(Exercise goal)
Exclude pictures; retype the lines below from the line containing "What data populates" through the end of the records, both ends kept.

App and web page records
Content starts

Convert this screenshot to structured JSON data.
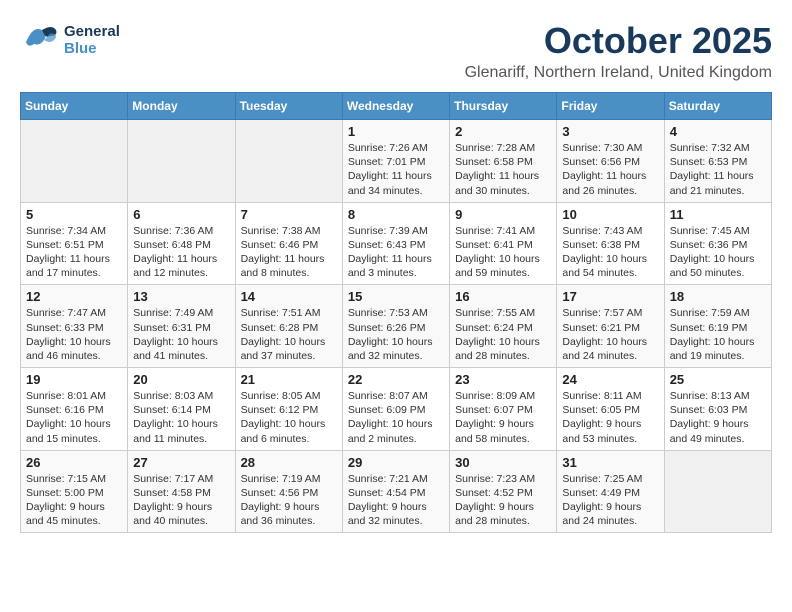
{
  "header": {
    "logo_general": "General",
    "logo_blue": "Blue",
    "month_title": "October 2025",
    "location": "Glenariff, Northern Ireland, United Kingdom"
  },
  "weekdays": [
    "Sunday",
    "Monday",
    "Tuesday",
    "Wednesday",
    "Thursday",
    "Friday",
    "Saturday"
  ],
  "weeks": [
    [
      {
        "day": "",
        "content": ""
      },
      {
        "day": "",
        "content": ""
      },
      {
        "day": "",
        "content": ""
      },
      {
        "day": "1",
        "content": "Sunrise: 7:26 AM\nSunset: 7:01 PM\nDaylight: 11 hours\nand 34 minutes."
      },
      {
        "day": "2",
        "content": "Sunrise: 7:28 AM\nSunset: 6:58 PM\nDaylight: 11 hours\nand 30 minutes."
      },
      {
        "day": "3",
        "content": "Sunrise: 7:30 AM\nSunset: 6:56 PM\nDaylight: 11 hours\nand 26 minutes."
      },
      {
        "day": "4",
        "content": "Sunrise: 7:32 AM\nSunset: 6:53 PM\nDaylight: 11 hours\nand 21 minutes."
      }
    ],
    [
      {
        "day": "5",
        "content": "Sunrise: 7:34 AM\nSunset: 6:51 PM\nDaylight: 11 hours\nand 17 minutes."
      },
      {
        "day": "6",
        "content": "Sunrise: 7:36 AM\nSunset: 6:48 PM\nDaylight: 11 hours\nand 12 minutes."
      },
      {
        "day": "7",
        "content": "Sunrise: 7:38 AM\nSunset: 6:46 PM\nDaylight: 11 hours\nand 8 minutes."
      },
      {
        "day": "8",
        "content": "Sunrise: 7:39 AM\nSunset: 6:43 PM\nDaylight: 11 hours\nand 3 minutes."
      },
      {
        "day": "9",
        "content": "Sunrise: 7:41 AM\nSunset: 6:41 PM\nDaylight: 10 hours\nand 59 minutes."
      },
      {
        "day": "10",
        "content": "Sunrise: 7:43 AM\nSunset: 6:38 PM\nDaylight: 10 hours\nand 54 minutes."
      },
      {
        "day": "11",
        "content": "Sunrise: 7:45 AM\nSunset: 6:36 PM\nDaylight: 10 hours\nand 50 minutes."
      }
    ],
    [
      {
        "day": "12",
        "content": "Sunrise: 7:47 AM\nSunset: 6:33 PM\nDaylight: 10 hours\nand 46 minutes."
      },
      {
        "day": "13",
        "content": "Sunrise: 7:49 AM\nSunset: 6:31 PM\nDaylight: 10 hours\nand 41 minutes."
      },
      {
        "day": "14",
        "content": "Sunrise: 7:51 AM\nSunset: 6:28 PM\nDaylight: 10 hours\nand 37 minutes."
      },
      {
        "day": "15",
        "content": "Sunrise: 7:53 AM\nSunset: 6:26 PM\nDaylight: 10 hours\nand 32 minutes."
      },
      {
        "day": "16",
        "content": "Sunrise: 7:55 AM\nSunset: 6:24 PM\nDaylight: 10 hours\nand 28 minutes."
      },
      {
        "day": "17",
        "content": "Sunrise: 7:57 AM\nSunset: 6:21 PM\nDaylight: 10 hours\nand 24 minutes."
      },
      {
        "day": "18",
        "content": "Sunrise: 7:59 AM\nSunset: 6:19 PM\nDaylight: 10 hours\nand 19 minutes."
      }
    ],
    [
      {
        "day": "19",
        "content": "Sunrise: 8:01 AM\nSunset: 6:16 PM\nDaylight: 10 hours\nand 15 minutes."
      },
      {
        "day": "20",
        "content": "Sunrise: 8:03 AM\nSunset: 6:14 PM\nDaylight: 10 hours\nand 11 minutes."
      },
      {
        "day": "21",
        "content": "Sunrise: 8:05 AM\nSunset: 6:12 PM\nDaylight: 10 hours\nand 6 minutes."
      },
      {
        "day": "22",
        "content": "Sunrise: 8:07 AM\nSunset: 6:09 PM\nDaylight: 10 hours\nand 2 minutes."
      },
      {
        "day": "23",
        "content": "Sunrise: 8:09 AM\nSunset: 6:07 PM\nDaylight: 9 hours\nand 58 minutes."
      },
      {
        "day": "24",
        "content": "Sunrise: 8:11 AM\nSunset: 6:05 PM\nDaylight: 9 hours\nand 53 minutes."
      },
      {
        "day": "25",
        "content": "Sunrise: 8:13 AM\nSunset: 6:03 PM\nDaylight: 9 hours\nand 49 minutes."
      }
    ],
    [
      {
        "day": "26",
        "content": "Sunrise: 7:15 AM\nSunset: 5:00 PM\nDaylight: 9 hours\nand 45 minutes."
      },
      {
        "day": "27",
        "content": "Sunrise: 7:17 AM\nSunset: 4:58 PM\nDaylight: 9 hours\nand 40 minutes."
      },
      {
        "day": "28",
        "content": "Sunrise: 7:19 AM\nSunset: 4:56 PM\nDaylight: 9 hours\nand 36 minutes."
      },
      {
        "day": "29",
        "content": "Sunrise: 7:21 AM\nSunset: 4:54 PM\nDaylight: 9 hours\nand 32 minutes."
      },
      {
        "day": "30",
        "content": "Sunrise: 7:23 AM\nSunset: 4:52 PM\nDaylight: 9 hours\nand 28 minutes."
      },
      {
        "day": "31",
        "content": "Sunrise: 7:25 AM\nSunset: 4:49 PM\nDaylight: 9 hours\nand 24 minutes."
      },
      {
        "day": "",
        "content": ""
      }
    ]
  ]
}
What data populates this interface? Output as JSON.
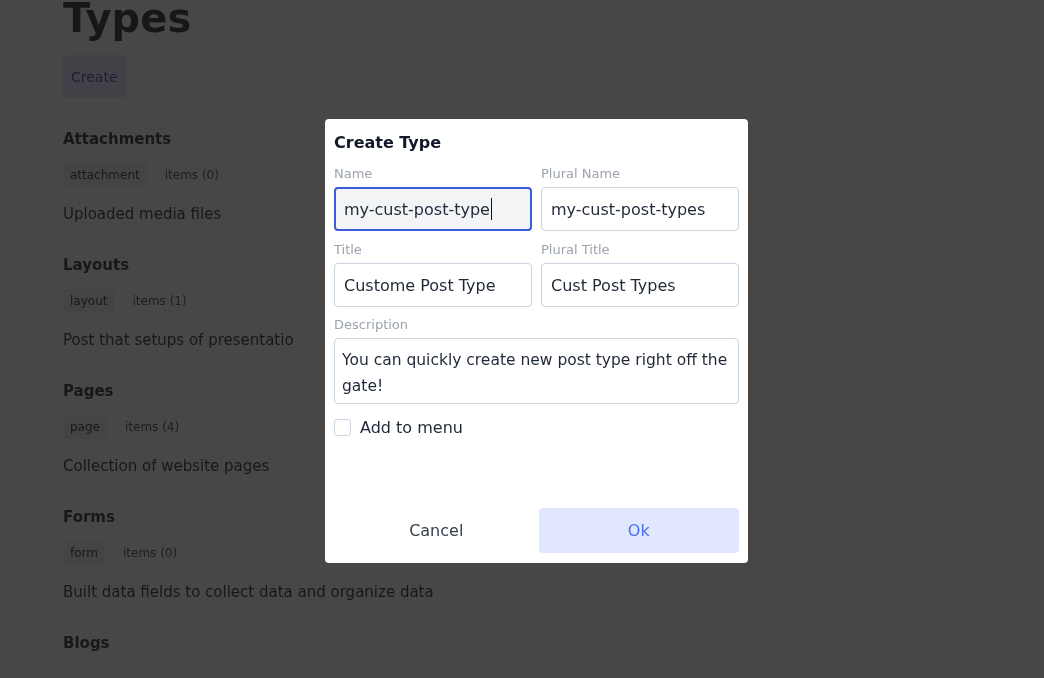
{
  "page": {
    "title": "Types",
    "create_button": "Create",
    "sections": [
      {
        "heading": "Attachments",
        "tag": "attachment",
        "count": "items (0)",
        "description": "Uploaded media files"
      },
      {
        "heading": "Layouts",
        "tag": "layout",
        "count": "items (1)",
        "description": "Post that setups of presentatio"
      },
      {
        "heading": "Pages",
        "tag": "page",
        "count": "items (4)",
        "description": "Collection of website pages"
      },
      {
        "heading": "Forms",
        "tag": "form",
        "count": "items (0)",
        "description": "Built data fields to collect data and organize data"
      },
      {
        "heading": "Blogs"
      }
    ]
  },
  "dialog": {
    "title": "Create Type",
    "fields": [
      {
        "label": "Name",
        "value": "my-cust-post-type",
        "focused": true
      },
      {
        "label": "Plural Name",
        "value": "my-cust-post-types",
        "focused": false
      },
      {
        "label": "Title",
        "value": "Custome Post Type",
        "focused": false
      },
      {
        "label": "Plural Title",
        "value": "Cust Post Types",
        "focused": false
      }
    ],
    "description": {
      "label": "Description",
      "value": "You can quickly create new post type right off the gate!"
    },
    "checkbox": {
      "label": "Add to menu",
      "checked": false
    },
    "buttons": [
      {
        "label": "Cancel",
        "kind": "secondary"
      },
      {
        "label": "Ok",
        "kind": "primary"
      }
    ]
  }
}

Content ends

(Solution for this problem)
What data populates this interface? Output as JSON.
{
  "page": {
    "title": "Types",
    "create_button": "Create",
    "sections": [
      {
        "heading": "Attachments",
        "tag": "attachment",
        "count": "items (0)",
        "description": "Uploaded media files"
      },
      {
        "heading": "Layouts",
        "tag": "layout",
        "count": "items (1)",
        "description": "Post that setups of presentatio"
      },
      {
        "heading": "Pages",
        "tag": "page",
        "count": "items (4)",
        "description": "Collection of website pages"
      },
      {
        "heading": "Forms",
        "tag": "form",
        "count": "items (0)",
        "description": "Built data fields to collect data and organize data"
      },
      {
        "heading": "Blogs"
      }
    ]
  },
  "dialog": {
    "title": "Create Type",
    "fields": [
      {
        "label": "Name",
        "value": "my-cust-post-type",
        "focused": true
      },
      {
        "label": "Plural Name",
        "value": "my-cust-post-types",
        "focused": false
      },
      {
        "label": "Title",
        "value": "Custome Post Type",
        "focused": false
      },
      {
        "label": "Plural Title",
        "value": "Cust Post Types",
        "focused": false
      }
    ],
    "description": {
      "label": "Description",
      "value": "You can quickly create new post type right off the gate!"
    },
    "checkbox": {
      "label": "Add to menu",
      "checked": false
    },
    "buttons": [
      {
        "label": "Cancel",
        "kind": "secondary"
      },
      {
        "label": "Ok",
        "kind": "primary"
      }
    ]
  }
}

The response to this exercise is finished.